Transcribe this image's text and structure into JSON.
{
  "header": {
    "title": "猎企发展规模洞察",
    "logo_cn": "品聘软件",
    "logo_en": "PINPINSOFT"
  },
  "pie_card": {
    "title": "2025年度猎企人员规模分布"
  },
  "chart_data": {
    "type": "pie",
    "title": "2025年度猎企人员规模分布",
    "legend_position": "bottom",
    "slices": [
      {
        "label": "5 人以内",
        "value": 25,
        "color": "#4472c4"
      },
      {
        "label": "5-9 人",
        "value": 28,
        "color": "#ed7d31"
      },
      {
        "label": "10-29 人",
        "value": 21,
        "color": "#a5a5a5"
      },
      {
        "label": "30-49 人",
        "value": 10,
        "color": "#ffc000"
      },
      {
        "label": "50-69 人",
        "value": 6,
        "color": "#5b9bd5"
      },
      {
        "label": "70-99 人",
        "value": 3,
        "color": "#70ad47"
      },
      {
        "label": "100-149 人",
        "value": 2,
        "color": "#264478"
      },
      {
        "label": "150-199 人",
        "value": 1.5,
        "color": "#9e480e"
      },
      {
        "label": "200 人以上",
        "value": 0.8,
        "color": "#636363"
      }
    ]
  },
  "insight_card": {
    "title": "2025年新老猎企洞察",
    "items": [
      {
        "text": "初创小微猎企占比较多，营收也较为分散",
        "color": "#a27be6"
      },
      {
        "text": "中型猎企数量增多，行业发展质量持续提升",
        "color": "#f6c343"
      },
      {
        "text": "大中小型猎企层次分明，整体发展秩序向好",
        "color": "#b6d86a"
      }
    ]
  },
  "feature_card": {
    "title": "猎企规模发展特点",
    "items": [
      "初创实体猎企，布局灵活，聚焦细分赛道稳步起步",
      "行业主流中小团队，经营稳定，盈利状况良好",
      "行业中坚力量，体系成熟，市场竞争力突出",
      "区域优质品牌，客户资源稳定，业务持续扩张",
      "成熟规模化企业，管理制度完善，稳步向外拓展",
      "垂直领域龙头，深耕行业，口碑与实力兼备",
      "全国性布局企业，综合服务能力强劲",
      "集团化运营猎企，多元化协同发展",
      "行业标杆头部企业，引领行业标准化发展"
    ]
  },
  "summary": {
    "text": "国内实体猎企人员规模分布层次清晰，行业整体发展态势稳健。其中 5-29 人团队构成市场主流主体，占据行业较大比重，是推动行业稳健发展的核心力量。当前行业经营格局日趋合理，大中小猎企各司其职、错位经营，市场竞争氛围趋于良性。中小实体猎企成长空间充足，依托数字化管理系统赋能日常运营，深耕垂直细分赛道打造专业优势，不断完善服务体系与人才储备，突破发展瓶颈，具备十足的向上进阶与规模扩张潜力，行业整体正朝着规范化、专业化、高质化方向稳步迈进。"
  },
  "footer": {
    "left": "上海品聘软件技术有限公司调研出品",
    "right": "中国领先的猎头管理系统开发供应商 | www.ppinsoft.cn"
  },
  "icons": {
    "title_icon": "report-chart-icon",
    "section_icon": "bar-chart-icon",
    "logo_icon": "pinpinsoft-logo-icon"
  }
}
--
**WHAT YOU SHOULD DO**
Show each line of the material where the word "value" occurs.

**EXERCISE OUTPUT**
        "value": 25,
        "value": 28,
        "value": 21,
        "value": 10,
        "value": 6,
        "value": 3,
        "value": 2,
        "value": 1.5,
        "value": 0.8,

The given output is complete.